(Task instructions): With the pictures left out, write out the records verbatim.

(Material supplied):
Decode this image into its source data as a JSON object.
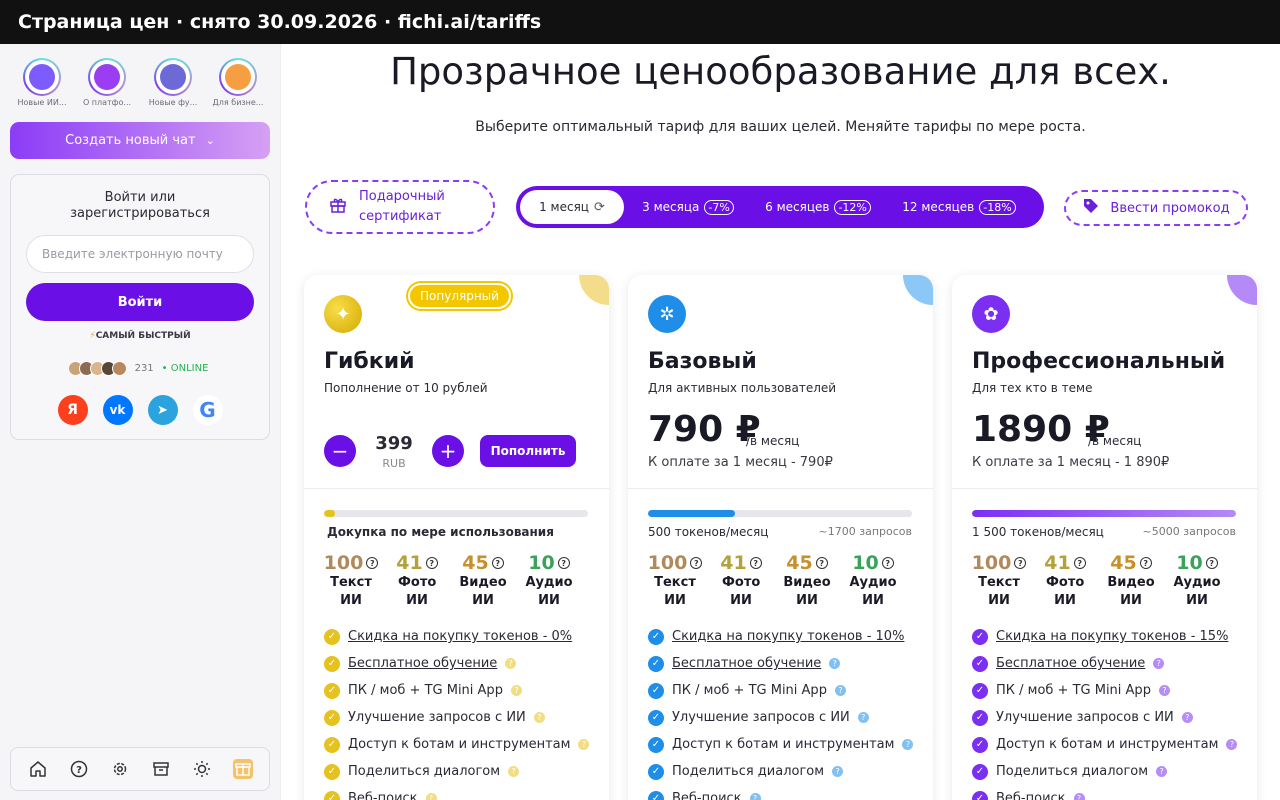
{
  "topbar": {
    "title": "Страница цен · снято 30.09.2026 · fichi.ai/tariffs"
  },
  "sidebar": {
    "stories": [
      {
        "label": "Новые ИИ...",
        "color": "#7c5cff"
      },
      {
        "label": "О платфо...",
        "color": "#9b3df2"
      },
      {
        "label": "Новые фу...",
        "color": "#6d6ad8"
      },
      {
        "label": "Для бизне...",
        "color": "#f59e42"
      }
    ],
    "new_chat_label": "Создать новый чат",
    "login": {
      "title": "Войти или зарегистрироваться",
      "email_placeholder": "Введите электронную почту",
      "enter_label": "Войти",
      "fastest_label": "САМЫЙ БЫСТРЫЙ",
      "online_count": "231",
      "online_label": "• ONLINE",
      "socials": [
        {
          "name": "yandex",
          "glyph": "Я",
          "color": "#fc3f1d"
        },
        {
          "name": "vk",
          "glyph": "vk",
          "color": "#0077ff"
        },
        {
          "name": "telegram",
          "glyph": "➤",
          "color": "#2aa3df"
        },
        {
          "name": "google",
          "glyph": "G",
          "color": "#ffffff"
        }
      ]
    },
    "bottom_icons": [
      "home-icon",
      "help-icon",
      "settings-icon",
      "archive-icon",
      "theme-icon",
      "gift-icon"
    ]
  },
  "main": {
    "title": "Прозрачное ценообразование для всех.",
    "subtitle": "Выберите оптимальный тариф для ваших целей. Меняйте тарифы по мере роста.",
    "gift_label": "Подарочный сертификат",
    "periods": [
      {
        "label": "1 месяц",
        "discount": "",
        "active": true
      },
      {
        "label": "3 месяца",
        "discount": "-7%",
        "active": false
      },
      {
        "label": "6 месяцев",
        "discount": "-12%",
        "active": false
      },
      {
        "label": "12 месяцев",
        "discount": "-18%",
        "active": false
      }
    ],
    "promo_label": "Ввести промокод",
    "plans": [
      {
        "name": "Гибкий",
        "desc": "Пополнение от 10 рублей",
        "badge": "Популярный",
        "accent": "#e6c21f",
        "corner": "#f3dd8a",
        "stepper_value": "399",
        "stepper_currency": "RUB",
        "topup_label": "Пополнить",
        "bar_fill": 0.04,
        "tokens_label": "Докупка по мере использования",
        "requests_label": "",
        "counts": [
          {
            "value": "100",
            "label": "Текст ИИ",
            "color": "#b08a5b"
          },
          {
            "value": "41",
            "label": "Фото ИИ",
            "color": "#b3a23b"
          },
          {
            "value": "45",
            "label": "Видео ИИ",
            "color": "#c6902c"
          },
          {
            "value": "10",
            "label": "Аудио ИИ",
            "color": "#3aa35a"
          }
        ],
        "features": [
          {
            "text": "Скидка на покупку токенов - 0%",
            "underline": true,
            "help": false
          },
          {
            "text": "Бесплатное обучение",
            "underline": true,
            "help": true
          },
          {
            "text": "ПК / моб + TG Mini App",
            "underline": false,
            "help": true
          },
          {
            "text": "Улучшение запросов с ИИ",
            "underline": false,
            "help": true
          },
          {
            "text": "Доступ к ботам и инструментам",
            "underline": false,
            "help": true
          },
          {
            "text": "Поделиться диалогом",
            "underline": false,
            "help": true
          },
          {
            "text": "Веб-поиск",
            "underline": false,
            "help": true
          }
        ]
      },
      {
        "name": "Базовый",
        "desc": "Для активных пользователей",
        "accent": "#1e8ee8",
        "corner": "#8cc8f7",
        "price": "790 ₽",
        "per_month": "/в месяц",
        "pay_line": "К оплате за 1 месяц - 790₽",
        "bar_fill": 0.33,
        "tokens_label": "500 токенов/месяц",
        "requests_label": "~1700 запросов",
        "counts": [
          {
            "value": "100",
            "label": "Текст ИИ",
            "color": "#b08a5b"
          },
          {
            "value": "41",
            "label": "Фото ИИ",
            "color": "#b3a23b"
          },
          {
            "value": "45",
            "label": "Видео ИИ",
            "color": "#c6902c"
          },
          {
            "value": "10",
            "label": "Аудио ИИ",
            "color": "#3aa35a"
          }
        ],
        "features": [
          {
            "text": "Скидка на покупку токенов - 10%",
            "underline": true,
            "help": false
          },
          {
            "text": "Бесплатное обучение",
            "underline": true,
            "help": true
          },
          {
            "text": "ПК / моб + TG Mini App",
            "underline": false,
            "help": true
          },
          {
            "text": "Улучшение запросов с ИИ",
            "underline": false,
            "help": true
          },
          {
            "text": "Доступ к ботам и инструментам",
            "underline": false,
            "help": true
          },
          {
            "text": "Поделиться диалогом",
            "underline": false,
            "help": true
          },
          {
            "text": "Веб-поиск",
            "underline": false,
            "help": true
          }
        ]
      },
      {
        "name": "Профессиональный",
        "desc": "Для тех кто в теме",
        "accent": "#7b2ff2",
        "corner": "#b58af7",
        "price": "1890 ₽",
        "per_month": "/в месяц",
        "pay_line": "К оплате за 1 месяц - 1 890₽",
        "bar_fill": 1.0,
        "tokens_label": "1 500 токенов/месяц",
        "requests_label": "~5000 запросов",
        "counts": [
          {
            "value": "100",
            "label": "Текст ИИ",
            "color": "#b08a5b"
          },
          {
            "value": "41",
            "label": "Фото ИИ",
            "color": "#b3a23b"
          },
          {
            "value": "45",
            "label": "Видео ИИ",
            "color": "#c6902c"
          },
          {
            "value": "10",
            "label": "Аудио ИИ",
            "color": "#3aa35a"
          }
        ],
        "features": [
          {
            "text": "Скидка на покупку токенов - 15%",
            "underline": true,
            "help": false
          },
          {
            "text": "Бесплатное обучение",
            "underline": true,
            "help": true
          },
          {
            "text": "ПК / моб + TG Mini App",
            "underline": false,
            "help": true
          },
          {
            "text": "Улучшение запросов с ИИ",
            "underline": false,
            "help": true
          },
          {
            "text": "Доступ к ботам и инструментам",
            "underline": false,
            "help": true
          },
          {
            "text": "Поделиться диалогом",
            "underline": false,
            "help": true
          },
          {
            "text": "Веб-поиск",
            "underline": false,
            "help": true
          }
        ]
      }
    ]
  }
}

(Answer for the task):
Decode this image into its source data as a JSON object.
{
  "topbar": {
    "title": "Страница цен · снято 30.09.2026 · fichi.ai/tariffs"
  },
  "sidebar": {
    "stories": [
      {
        "label": "Новые ИИ...",
        "color": "#7c5cff"
      },
      {
        "label": "О платфо...",
        "color": "#9b3df2"
      },
      {
        "label": "Новые фу...",
        "color": "#6d6ad8"
      },
      {
        "label": "Для бизне...",
        "color": "#f59e42"
      }
    ],
    "new_chat_label": "Создать новый чат",
    "login": {
      "title": "Войти или зарегистрироваться",
      "email_placeholder": "Введите электронную почту",
      "enter_label": "Войти",
      "fastest_label": "САМЫЙ БЫСТРЫЙ",
      "online_count": "231",
      "online_label": "• ONLINE",
      "socials": [
        {
          "name": "yandex",
          "glyph": "Я",
          "color": "#fc3f1d"
        },
        {
          "name": "vk",
          "glyph": "vk",
          "color": "#0077ff"
        },
        {
          "name": "telegram",
          "glyph": "➤",
          "color": "#2aa3df"
        },
        {
          "name": "google",
          "glyph": "G",
          "color": "#ffffff"
        }
      ]
    },
    "bottom_icons": [
      "home-icon",
      "help-icon",
      "settings-icon",
      "archive-icon",
      "theme-icon",
      "gift-icon"
    ]
  },
  "main": {
    "title": "Прозрачное ценообразование для всех.",
    "subtitle": "Выберите оптимальный тариф для ваших целей. Меняйте тарифы по мере роста.",
    "gift_label": "Подарочный сертификат",
    "periods": [
      {
        "label": "1 месяц",
        "discount": "",
        "active": true
      },
      {
        "label": "3 месяца",
        "discount": "-7%",
        "active": false
      },
      {
        "label": "6 месяцев",
        "discount": "-12%",
        "active": false
      },
      {
        "label": "12 месяцев",
        "discount": "-18%",
        "active": false
      }
    ],
    "promo_label": "Ввести промокод",
    "plans": [
      {
        "name": "Гибкий",
        "desc": "Пополнение от 10 рублей",
        "badge": "Популярный",
        "accent": "#e6c21f",
        "corner": "#f3dd8a",
        "stepper_value": "399",
        "stepper_currency": "RUB",
        "topup_label": "Пополнить",
        "bar_fill": 0.04,
        "tokens_label": "Докупка по мере использования",
        "requests_label": "",
        "counts": [
          {
            "value": "100",
            "label": "Текст ИИ",
            "color": "#b08a5b"
          },
          {
            "value": "41",
            "label": "Фото ИИ",
            "color": "#b3a23b"
          },
          {
            "value": "45",
            "label": "Видео ИИ",
            "color": "#c6902c"
          },
          {
            "value": "10",
            "label": "Аудио ИИ",
            "color": "#3aa35a"
          }
        ],
        "features": [
          {
            "text": "Скидка на покупку токенов - 0%",
            "underline": true,
            "help": false
          },
          {
            "text": "Бесплатное обучение",
            "underline": true,
            "help": true
          },
          {
            "text": "ПК / моб + TG Mini App",
            "underline": false,
            "help": true
          },
          {
            "text": "Улучшение запросов с ИИ",
            "underline": false,
            "help": true
          },
          {
            "text": "Доступ к ботам и инструментам",
            "underline": false,
            "help": true
          },
          {
            "text": "Поделиться диалогом",
            "underline": false,
            "help": true
          },
          {
            "text": "Веб-поиск",
            "underline": false,
            "help": true
          }
        ]
      },
      {
        "name": "Базовый",
        "desc": "Для активных пользователей",
        "accent": "#1e8ee8",
        "corner": "#8cc8f7",
        "price": "790 ₽",
        "per_month": "/в месяц",
        "pay_line": "К оплате за 1 месяц - 790₽",
        "bar_fill": 0.33,
        "tokens_label": "500 токенов/месяц",
        "requests_label": "~1700 запросов",
        "counts": [
          {
            "value": "100",
            "label": "Текст ИИ",
            "color": "#b08a5b"
          },
          {
            "value": "41",
            "label": "Фото ИИ",
            "color": "#b3a23b"
          },
          {
            "value": "45",
            "label": "Видео ИИ",
            "color": "#c6902c"
          },
          {
            "value": "10",
            "label": "Аудио ИИ",
            "color": "#3aa35a"
          }
        ],
        "features": [
          {
            "text": "Скидка на покупку токенов - 10%",
            "underline": true,
            "help": false
          },
          {
            "text": "Бесплатное обучение",
            "underline": true,
            "help": true
          },
          {
            "text": "ПК / моб + TG Mini App",
            "underline": false,
            "help": true
          },
          {
            "text": "Улучшение запросов с ИИ",
            "underline": false,
            "help": true
          },
          {
            "text": "Доступ к ботам и инструментам",
            "underline": false,
            "help": true
          },
          {
            "text": "Поделиться диалогом",
            "underline": false,
            "help": true
          },
          {
            "text": "Веб-поиск",
            "underline": false,
            "help": true
          }
        ]
      },
      {
        "name": "Профессиональный",
        "desc": "Для тех кто в теме",
        "accent": "#7b2ff2",
        "corner": "#b58af7",
        "price": "1890 ₽",
        "per_month": "/в месяц",
        "pay_line": "К оплате за 1 месяц - 1 890₽",
        "bar_fill": 1.0,
        "tokens_label": "1 500 токенов/месяц",
        "requests_label": "~5000 запросов",
        "counts": [
          {
            "value": "100",
            "label": "Текст ИИ",
            "color": "#b08a5b"
          },
          {
            "value": "41",
            "label": "Фото ИИ",
            "color": "#b3a23b"
          },
          {
            "value": "45",
            "label": "Видео ИИ",
            "color": "#c6902c"
          },
          {
            "value": "10",
            "label": "Аудио ИИ",
            "color": "#3aa35a"
          }
        ],
        "features": [
          {
            "text": "Скидка на покупку токенов - 15%",
            "underline": true,
            "help": false
          },
          {
            "text": "Бесплатное обучение",
            "underline": true,
            "help": true
          },
          {
            "text": "ПК / моб + TG Mini App",
            "underline": false,
            "help": true
          },
          {
            "text": "Улучшение запросов с ИИ",
            "underline": false,
            "help": true
          },
          {
            "text": "Доступ к ботам и инструментам",
            "underline": false,
            "help": true
          },
          {
            "text": "Поделиться диалогом",
            "underline": false,
            "help": true
          },
          {
            "text": "Веб-поиск",
            "underline": false,
            "help": true
          }
        ]
      }
    ]
  }
}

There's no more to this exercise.